About 60 miles north of Boston, MA lies one of the nation’s oldest cities, Portsmouth, NH. The seaport community was established in 1623 and now has a population of around 21,000 people. As Portsmouth is a popular tourist destination, this population greatly fluctuates over the summer months when the city hosts a bevy of seasonal festivals and vacation rentals peak. Watching over the 16.8 square miles of Portsmouth is the combined effort of the Portsmouth Police Department and the Seacoast Emergency Response Team (SERT). When Robert Merner became the new Chief of Police in 2017 he also ushered in a new program to assist his police force, the Unmanned Aircraft System (sUAS) unit.
The Portsmouth Police department has over 100 employees, 68 full time and 27 part time officers, along with civilian support staff members.

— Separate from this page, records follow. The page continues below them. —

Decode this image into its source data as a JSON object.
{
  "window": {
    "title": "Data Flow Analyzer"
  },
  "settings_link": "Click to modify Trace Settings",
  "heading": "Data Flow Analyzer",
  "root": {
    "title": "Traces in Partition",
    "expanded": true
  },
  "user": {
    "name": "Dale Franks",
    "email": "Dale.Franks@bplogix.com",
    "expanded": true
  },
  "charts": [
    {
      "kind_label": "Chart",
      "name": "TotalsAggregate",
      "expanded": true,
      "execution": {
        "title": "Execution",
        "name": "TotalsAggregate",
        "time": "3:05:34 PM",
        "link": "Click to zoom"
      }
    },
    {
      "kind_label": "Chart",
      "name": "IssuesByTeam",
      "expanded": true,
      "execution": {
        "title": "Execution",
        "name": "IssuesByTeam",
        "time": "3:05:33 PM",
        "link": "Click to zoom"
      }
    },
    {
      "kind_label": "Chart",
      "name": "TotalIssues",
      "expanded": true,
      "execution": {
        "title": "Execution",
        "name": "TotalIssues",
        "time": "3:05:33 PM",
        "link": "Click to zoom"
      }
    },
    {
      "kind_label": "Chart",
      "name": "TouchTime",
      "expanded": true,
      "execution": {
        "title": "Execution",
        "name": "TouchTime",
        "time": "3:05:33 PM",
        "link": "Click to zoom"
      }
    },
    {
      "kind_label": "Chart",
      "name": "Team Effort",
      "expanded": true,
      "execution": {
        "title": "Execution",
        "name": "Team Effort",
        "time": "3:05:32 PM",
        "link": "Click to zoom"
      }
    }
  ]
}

After seeing the logistical difficulties of protecting some of the many events hosted in the city, Chief Merner realized his officers could use some help. The 2017 Halloween parade had around 10,000 attendees. The police department had officers posted on roof tops and set up a scissor jack tower to watch over the event, but it was still not an ideal situation. The parade convinced him that a drone would be a welcome addition to the team, so an application to the state was presented shortly afterwards. “Given the traffic of people on foot, on multiple streets, the agility and capability of a drone before and during an event such as this would have provided significantly more protection capabilities to command staff,” the application stated. “A drone has high resolution, real-time video and recording capabilities that provide a 400 ft+high/3-mile view that can be used to detect suspects and threats. This technology would vastly improve protection at Seacoast events, SERT call-outs, and protection of critical infrastructure.”
The Portsmouth Police Department was awarded a $69,638 federal grant to pursue a drone program, contingent of approval by Portsmouth and New Hampshire officials. The drones purchased would be utilized by the Portsmouth Police Department, other city departments like fire and rescue, and the 14 surrounding communities serviced by SERT. While awaiting approval for funding, the Portsmouth Police Department had an opportunity to test out how a drone can help their proceedings. Neighboring county
Strafford volunteered their drone program to help search for a person believed to be missing in the woods. The drone allowed the search team to undertake a wider search area in a record amount of time.
By the summer of 2019, the Portsmouth Police Department had received the generous grant and purchased 7 drones. As outlined on the police department’s website, “Each platform has different capabilities for which is dependent on specific operations. The Portsmouth Police Department operates the (1) DJI Matrice 210 with the Zenmuse Z30 and Zenmuse FLIR XT2 Cameras, (2) DJI Mavic Enterprise, (1) DJI Mavic Zoom, (2) DJI Mavic Air, and (1) DJI Mavic Spark.” The department also trained seven officers to be sure that each time a drone is in use it is piloted by one officer while two others provide additional situational awareness. All of the officers are FAA compliant and in possession of a Part 107 drone operator license. Anytime the drones are flown, whether for training purposes or an official mission, it is entered into a public log. The department wants it to be made very clear that the drones are being used to benefit officers and the community, but will never be used to encroach on a civilian’s privacy. They encourage anyone with questions or concerns to contact the sUAS Unit Supervisor, Lt. Chris Cummings.
Chief Merner said that once the unit has been fully trained they will begin to use that drones right away to update maps of the town. When a call is placed into the department, being able to respond to it quickly is of the utmost importance. For police purposes, the information supplied by sources like Google Maps is not always adequate. New construction and points of entry to public spaces changes too often. So the drones will be sent up to create 3D maps of areas like schools, parks, and other public spaces to give officers a detailed map to assist in any emergency situations. From there onward, the drones will be used for situational awareness, search and rescue, tactical deployment, visual perspective, scene documentation, and fire fighting.
With the drone program in full swing, the police department recently applied to use the remaining funds from the grant to purchase a van specifically for transporting the drone unit and any extra equipment needed, like spare rotors and batteries. With such a large fleet of drones, having transportation for them is critical, especially since they are to be made available to surrounding communities as needed. The department was granted permission to purchase a van for $30,000, providing the Portsmouth Police Department with a total drone operation. The officers of the sUAS Unit know that they are working with top of the line equipment that will help them serve the community to the greatest degree. “It’s an amazing tool to have that will save time and money and increase the safety of the public, firefighters and police officers,” Lt. Cummings said. “The purpose of them is to save lives and protect people.”